- **WHAT YOU SHOULD DO**:
Read through the listing, and wherever a line holds the word "Surface", return it.

- **TASK INPUT**:
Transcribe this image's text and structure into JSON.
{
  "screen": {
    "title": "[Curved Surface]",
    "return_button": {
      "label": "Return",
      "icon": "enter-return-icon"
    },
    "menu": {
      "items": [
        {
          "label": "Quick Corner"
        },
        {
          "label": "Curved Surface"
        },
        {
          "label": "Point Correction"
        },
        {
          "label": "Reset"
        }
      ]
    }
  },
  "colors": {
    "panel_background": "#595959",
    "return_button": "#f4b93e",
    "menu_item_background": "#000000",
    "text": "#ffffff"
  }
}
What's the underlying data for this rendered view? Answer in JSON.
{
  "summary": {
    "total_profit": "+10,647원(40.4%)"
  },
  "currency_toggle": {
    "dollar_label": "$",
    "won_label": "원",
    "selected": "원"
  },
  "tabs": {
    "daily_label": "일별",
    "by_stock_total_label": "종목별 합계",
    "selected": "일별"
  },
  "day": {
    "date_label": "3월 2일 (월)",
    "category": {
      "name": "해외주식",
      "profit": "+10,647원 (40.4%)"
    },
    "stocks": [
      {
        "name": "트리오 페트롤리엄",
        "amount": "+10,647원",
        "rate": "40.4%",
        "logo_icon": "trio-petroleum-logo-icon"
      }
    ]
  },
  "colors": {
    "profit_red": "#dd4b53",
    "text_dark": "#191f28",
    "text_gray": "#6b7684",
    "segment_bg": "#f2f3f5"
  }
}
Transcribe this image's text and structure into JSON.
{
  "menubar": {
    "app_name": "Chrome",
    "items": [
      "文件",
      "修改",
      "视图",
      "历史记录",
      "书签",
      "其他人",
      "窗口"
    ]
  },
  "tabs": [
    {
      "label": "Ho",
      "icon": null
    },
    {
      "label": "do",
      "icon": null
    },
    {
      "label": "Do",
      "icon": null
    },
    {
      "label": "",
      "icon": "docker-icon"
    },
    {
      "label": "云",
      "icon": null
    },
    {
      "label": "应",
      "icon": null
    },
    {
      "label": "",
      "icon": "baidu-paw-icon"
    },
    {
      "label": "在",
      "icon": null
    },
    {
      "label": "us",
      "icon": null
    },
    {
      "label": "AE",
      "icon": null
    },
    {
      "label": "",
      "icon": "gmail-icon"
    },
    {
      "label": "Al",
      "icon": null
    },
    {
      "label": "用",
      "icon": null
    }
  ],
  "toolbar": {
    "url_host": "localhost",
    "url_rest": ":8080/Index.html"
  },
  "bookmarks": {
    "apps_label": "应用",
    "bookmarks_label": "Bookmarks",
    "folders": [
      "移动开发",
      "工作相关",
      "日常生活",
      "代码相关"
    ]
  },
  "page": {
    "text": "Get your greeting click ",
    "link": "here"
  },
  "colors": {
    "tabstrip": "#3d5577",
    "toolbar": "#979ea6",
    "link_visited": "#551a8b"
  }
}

- **WRITTEN RESPONSE**:
    "title": "[Curved Surface]",
          "label": "Curved Surface"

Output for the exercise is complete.